**Information:**
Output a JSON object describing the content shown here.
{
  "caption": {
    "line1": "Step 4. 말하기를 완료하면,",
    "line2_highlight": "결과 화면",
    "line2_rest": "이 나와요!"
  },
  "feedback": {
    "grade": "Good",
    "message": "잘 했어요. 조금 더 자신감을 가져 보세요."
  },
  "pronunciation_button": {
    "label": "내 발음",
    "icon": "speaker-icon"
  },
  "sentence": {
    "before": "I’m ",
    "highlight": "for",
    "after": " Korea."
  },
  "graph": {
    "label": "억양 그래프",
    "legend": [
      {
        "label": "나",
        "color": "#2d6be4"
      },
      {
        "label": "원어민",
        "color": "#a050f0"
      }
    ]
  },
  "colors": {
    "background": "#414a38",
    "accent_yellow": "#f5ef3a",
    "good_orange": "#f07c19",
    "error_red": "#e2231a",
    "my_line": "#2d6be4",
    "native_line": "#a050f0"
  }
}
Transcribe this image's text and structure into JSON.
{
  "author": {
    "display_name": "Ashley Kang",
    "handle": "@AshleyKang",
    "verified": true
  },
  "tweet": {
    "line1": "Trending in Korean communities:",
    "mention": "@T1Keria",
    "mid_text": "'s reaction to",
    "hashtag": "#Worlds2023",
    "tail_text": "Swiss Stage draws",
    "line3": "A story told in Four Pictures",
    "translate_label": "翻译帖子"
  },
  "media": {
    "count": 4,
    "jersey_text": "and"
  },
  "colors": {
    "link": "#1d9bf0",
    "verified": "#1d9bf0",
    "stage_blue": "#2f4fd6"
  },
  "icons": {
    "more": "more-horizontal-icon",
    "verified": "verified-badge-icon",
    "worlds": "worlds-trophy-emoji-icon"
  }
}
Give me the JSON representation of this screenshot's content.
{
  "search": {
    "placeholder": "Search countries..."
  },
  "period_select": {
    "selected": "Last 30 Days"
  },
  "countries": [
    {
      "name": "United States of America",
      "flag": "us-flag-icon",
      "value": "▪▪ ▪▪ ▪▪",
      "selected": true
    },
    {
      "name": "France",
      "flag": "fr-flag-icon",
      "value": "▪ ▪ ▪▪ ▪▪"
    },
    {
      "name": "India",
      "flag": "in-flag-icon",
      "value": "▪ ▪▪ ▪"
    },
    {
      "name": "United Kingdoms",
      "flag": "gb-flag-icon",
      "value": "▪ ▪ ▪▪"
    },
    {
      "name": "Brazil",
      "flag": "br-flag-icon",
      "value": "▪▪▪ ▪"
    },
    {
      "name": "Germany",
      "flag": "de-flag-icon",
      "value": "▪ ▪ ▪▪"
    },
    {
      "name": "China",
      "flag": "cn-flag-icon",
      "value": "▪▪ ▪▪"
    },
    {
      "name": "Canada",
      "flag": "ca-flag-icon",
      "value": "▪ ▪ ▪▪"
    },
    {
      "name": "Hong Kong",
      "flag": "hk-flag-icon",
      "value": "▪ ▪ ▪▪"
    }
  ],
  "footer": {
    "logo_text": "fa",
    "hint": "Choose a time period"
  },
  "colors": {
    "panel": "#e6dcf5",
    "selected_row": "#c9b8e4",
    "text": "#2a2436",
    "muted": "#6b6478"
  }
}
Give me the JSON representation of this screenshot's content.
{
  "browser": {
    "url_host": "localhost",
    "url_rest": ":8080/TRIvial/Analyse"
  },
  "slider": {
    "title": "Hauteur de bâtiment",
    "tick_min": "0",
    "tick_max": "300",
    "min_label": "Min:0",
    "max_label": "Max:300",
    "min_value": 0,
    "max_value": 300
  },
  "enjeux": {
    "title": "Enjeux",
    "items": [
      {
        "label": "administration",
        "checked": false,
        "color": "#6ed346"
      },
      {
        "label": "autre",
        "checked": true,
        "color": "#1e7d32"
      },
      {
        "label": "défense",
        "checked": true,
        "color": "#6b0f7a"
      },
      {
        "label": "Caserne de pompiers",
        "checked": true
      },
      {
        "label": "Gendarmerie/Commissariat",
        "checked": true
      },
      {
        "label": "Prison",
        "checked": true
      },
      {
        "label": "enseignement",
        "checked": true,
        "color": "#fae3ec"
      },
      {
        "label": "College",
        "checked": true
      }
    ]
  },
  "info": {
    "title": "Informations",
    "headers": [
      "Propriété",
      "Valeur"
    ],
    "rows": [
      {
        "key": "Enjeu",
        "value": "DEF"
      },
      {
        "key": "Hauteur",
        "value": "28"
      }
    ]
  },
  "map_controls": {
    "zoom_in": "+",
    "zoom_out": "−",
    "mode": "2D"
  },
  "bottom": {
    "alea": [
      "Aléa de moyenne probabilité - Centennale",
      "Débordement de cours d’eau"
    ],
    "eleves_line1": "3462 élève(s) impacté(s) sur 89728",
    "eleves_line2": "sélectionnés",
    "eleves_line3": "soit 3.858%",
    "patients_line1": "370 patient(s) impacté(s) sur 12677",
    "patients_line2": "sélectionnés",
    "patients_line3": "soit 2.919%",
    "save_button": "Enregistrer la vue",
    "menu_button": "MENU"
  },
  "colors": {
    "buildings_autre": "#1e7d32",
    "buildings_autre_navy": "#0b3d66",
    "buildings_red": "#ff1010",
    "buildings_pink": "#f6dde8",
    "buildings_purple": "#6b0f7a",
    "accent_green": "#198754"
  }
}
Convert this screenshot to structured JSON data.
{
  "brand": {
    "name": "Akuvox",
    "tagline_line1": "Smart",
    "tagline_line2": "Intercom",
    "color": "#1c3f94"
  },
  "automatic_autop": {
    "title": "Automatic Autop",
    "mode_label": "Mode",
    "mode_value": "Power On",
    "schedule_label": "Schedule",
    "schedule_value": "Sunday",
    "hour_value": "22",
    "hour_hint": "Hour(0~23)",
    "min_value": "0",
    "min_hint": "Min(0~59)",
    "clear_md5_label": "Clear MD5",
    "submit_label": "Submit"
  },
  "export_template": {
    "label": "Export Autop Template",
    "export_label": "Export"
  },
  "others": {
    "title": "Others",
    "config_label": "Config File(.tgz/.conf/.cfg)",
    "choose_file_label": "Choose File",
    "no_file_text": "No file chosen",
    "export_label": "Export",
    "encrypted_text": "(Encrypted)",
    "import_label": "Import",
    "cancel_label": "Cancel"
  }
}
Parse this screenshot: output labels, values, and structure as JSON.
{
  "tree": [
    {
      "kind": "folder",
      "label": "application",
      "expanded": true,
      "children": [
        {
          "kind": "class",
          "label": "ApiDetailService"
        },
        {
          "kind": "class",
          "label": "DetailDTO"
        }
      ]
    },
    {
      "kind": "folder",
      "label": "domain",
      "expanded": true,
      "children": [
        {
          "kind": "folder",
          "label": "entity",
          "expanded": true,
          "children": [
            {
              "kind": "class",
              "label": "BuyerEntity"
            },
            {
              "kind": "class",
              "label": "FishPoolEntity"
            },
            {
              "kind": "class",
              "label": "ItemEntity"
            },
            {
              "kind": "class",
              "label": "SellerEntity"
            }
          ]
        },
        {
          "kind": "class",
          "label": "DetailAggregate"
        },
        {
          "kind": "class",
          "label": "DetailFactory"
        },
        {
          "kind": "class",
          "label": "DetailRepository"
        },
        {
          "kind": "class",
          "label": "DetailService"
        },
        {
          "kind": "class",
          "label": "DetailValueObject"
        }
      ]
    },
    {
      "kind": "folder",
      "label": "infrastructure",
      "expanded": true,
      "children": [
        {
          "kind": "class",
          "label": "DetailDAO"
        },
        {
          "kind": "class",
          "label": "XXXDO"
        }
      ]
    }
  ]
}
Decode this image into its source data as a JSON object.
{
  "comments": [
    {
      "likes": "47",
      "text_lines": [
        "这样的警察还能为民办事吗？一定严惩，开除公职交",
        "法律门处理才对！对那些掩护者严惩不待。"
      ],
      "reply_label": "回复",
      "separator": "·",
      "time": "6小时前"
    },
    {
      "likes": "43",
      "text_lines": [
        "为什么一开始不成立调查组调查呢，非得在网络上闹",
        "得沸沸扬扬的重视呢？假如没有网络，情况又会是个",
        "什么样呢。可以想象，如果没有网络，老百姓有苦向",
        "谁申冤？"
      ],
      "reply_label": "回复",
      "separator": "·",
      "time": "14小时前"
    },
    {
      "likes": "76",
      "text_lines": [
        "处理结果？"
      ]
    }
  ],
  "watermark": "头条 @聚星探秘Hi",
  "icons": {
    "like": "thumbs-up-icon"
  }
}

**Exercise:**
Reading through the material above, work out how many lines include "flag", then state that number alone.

**Reply:**
9